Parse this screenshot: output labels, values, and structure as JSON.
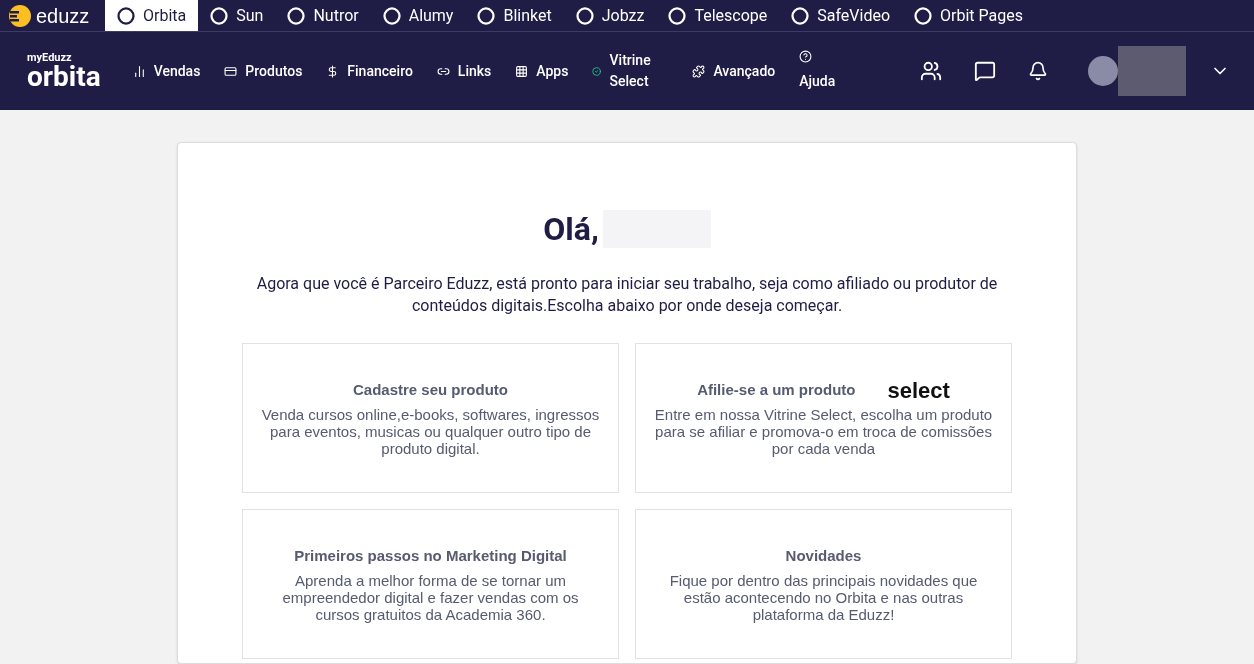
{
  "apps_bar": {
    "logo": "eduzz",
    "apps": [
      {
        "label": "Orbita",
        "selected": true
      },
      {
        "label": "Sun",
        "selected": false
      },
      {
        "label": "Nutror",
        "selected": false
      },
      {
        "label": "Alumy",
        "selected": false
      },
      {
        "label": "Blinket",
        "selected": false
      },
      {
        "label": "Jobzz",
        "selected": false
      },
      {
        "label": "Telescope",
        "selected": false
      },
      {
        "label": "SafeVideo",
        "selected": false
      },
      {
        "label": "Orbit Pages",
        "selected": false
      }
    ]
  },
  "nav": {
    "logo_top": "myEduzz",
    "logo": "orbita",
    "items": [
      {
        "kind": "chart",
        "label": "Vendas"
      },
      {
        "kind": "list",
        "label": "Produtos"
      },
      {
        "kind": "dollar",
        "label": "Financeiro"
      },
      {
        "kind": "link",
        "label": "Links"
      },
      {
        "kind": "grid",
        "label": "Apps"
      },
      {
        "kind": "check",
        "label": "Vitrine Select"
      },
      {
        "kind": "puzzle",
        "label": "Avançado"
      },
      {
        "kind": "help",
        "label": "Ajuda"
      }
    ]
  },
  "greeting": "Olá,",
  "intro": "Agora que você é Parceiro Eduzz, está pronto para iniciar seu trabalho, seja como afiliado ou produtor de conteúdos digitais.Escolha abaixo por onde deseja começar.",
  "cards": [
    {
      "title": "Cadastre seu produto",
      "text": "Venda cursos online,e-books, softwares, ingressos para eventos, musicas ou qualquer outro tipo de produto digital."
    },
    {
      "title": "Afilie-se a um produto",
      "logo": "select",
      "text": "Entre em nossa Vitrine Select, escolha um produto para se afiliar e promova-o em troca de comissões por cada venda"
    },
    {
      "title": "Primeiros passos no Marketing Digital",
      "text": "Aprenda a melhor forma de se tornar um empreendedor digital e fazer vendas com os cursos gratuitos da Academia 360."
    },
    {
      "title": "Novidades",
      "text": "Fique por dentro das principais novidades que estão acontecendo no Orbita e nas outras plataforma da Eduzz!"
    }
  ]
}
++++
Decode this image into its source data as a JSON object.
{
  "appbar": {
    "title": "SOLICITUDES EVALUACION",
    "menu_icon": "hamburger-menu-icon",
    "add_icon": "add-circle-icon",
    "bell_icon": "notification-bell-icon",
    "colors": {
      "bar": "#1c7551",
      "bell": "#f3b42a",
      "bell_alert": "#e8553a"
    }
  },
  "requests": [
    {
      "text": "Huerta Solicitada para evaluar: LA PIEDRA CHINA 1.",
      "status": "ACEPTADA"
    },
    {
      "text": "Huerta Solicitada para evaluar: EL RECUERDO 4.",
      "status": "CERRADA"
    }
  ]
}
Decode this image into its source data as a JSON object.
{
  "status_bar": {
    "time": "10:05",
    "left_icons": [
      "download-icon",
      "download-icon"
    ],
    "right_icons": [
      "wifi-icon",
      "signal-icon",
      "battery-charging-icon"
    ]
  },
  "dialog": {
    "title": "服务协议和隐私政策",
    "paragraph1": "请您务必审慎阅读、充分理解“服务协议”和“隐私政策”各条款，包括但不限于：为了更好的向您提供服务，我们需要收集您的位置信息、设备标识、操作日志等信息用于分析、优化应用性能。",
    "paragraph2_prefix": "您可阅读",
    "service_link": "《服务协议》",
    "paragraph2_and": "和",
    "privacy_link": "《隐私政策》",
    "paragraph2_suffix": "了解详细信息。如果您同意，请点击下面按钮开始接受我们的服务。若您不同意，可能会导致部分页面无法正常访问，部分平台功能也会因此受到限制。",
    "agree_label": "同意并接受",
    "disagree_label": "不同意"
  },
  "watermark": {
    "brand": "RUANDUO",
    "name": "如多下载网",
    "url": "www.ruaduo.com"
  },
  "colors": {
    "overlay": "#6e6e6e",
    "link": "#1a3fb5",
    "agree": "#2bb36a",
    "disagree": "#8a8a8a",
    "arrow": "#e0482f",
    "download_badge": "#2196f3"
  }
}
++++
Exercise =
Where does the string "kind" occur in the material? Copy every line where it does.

Exercise output =
        "kind": "chart",
        "kind": "list",
        "kind": "dollar",
        "kind": "link",
        "kind": "grid",
        "kind": "check",
        "kind": "puzzle",
        "kind": "help",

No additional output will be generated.